• RECORDS PROVIDED
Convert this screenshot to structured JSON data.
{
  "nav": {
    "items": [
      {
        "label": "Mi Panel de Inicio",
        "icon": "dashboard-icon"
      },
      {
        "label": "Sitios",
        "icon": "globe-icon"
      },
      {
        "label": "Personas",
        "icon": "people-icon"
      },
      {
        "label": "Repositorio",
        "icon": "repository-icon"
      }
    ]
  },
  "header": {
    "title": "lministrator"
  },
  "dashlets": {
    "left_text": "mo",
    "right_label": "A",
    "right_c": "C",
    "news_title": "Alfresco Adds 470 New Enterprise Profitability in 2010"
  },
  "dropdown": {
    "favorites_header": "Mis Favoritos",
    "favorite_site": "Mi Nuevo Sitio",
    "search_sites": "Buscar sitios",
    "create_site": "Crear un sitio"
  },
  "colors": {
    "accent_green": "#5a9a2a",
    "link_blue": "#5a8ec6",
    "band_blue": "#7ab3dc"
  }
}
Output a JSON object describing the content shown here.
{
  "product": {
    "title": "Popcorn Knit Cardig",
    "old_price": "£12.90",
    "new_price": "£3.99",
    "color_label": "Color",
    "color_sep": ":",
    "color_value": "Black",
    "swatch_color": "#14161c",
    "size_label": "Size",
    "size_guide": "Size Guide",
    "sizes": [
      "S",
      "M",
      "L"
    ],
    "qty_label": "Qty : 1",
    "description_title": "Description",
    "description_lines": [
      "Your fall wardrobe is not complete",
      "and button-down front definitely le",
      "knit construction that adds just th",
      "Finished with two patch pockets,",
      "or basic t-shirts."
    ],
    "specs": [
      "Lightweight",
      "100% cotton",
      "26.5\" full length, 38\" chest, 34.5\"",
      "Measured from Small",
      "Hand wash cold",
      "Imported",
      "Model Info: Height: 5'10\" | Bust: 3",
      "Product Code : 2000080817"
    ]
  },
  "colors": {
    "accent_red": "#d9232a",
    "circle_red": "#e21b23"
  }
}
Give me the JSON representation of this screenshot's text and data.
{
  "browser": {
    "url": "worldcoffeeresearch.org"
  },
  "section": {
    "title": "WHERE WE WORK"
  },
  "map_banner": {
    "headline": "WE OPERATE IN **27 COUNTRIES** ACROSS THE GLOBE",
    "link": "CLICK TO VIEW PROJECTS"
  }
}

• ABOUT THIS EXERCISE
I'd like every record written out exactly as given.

• OUTPUT OF THE TASK
Convert this screenshot to structured JSON data.
{
  "nav": {
    "items": [
      {
        "label": "Mi Panel de Inicio",
        "icon": "dashboard-icon"
      },
      {
        "label": "Sitios",
        "icon": "globe-icon"
      },
      {
        "label": "Personas",
        "icon": "people-icon"
      },
      {
        "label": "Repositorio",
        "icon": "repository-icon"
      }
    ]
  },
  "header": {
    "title": "lministrator"
  },
  "dashlets": {
    "left_text": "mo",
    "right_label": "A",
    "right_c": "C",
    "news_title": "Alfresco Adds 470 New Enterprise Profitability in 2010"
  },
  "dropdown": {
    "favorites_header": "Mis Favoritos",
    "favorite_site": "Mi Nuevo Sitio",
    "search_sites": "Buscar sitios",
    "create_site": "Crear un sitio"
  },
  "colors": {
    "accent_green": "#5a9a2a",
    "link_blue": "#5a8ec6",
    "band_blue": "#7ab3dc"
  }
}
Output a JSON object describing the content shown here.
{
  "product": {
    "title": "Popcorn Knit Cardig",
    "old_price": "£12.90",
    "new_price": "£3.99",
    "color_label": "Color",
    "color_sep": ":",
    "color_value": "Black",
    "swatch_color": "#14161c",
    "size_label": "Size",
    "size_guide": "Size Guide",
    "sizes": [
      "S",
      "M",
      "L"
    ],
    "qty_label": "Qty : 1",
    "description_title": "Description",
    "description_lines": [
      "Your fall wardrobe is not complete",
      "and button-down front definitely le",
      "knit construction that adds just th",
      "Finished with two patch pockets,",
      "or basic t-shirts."
    ],
    "specs": [
      "Lightweight",
      "100% cotton",
      "26.5\" full length, 38\" chest, 34.5\"",
      "Measured from Small",
      "Hand wash cold",
      "Imported",
      "Model Info: Height: 5'10\" | Bust: 3",
      "Product Code : 2000080817"
    ]
  },
  "colors": {
    "accent_red": "#d9232a",
    "circle_red": "#e21b23"
  }
}
Give me the JSON representation of this screenshot's text and data.
{
  "browser": {
    "url": "worldcoffeeresearch.org"
  },
  "section": {
    "title": "WHERE WE WORK"
  },
  "map_banner": {
    "headline": "WE OPERATE IN **27 COUNTRIES** ACROSS THE GLOBE",
    "link": "CLICK TO VIEW PROJECTS"
  }
}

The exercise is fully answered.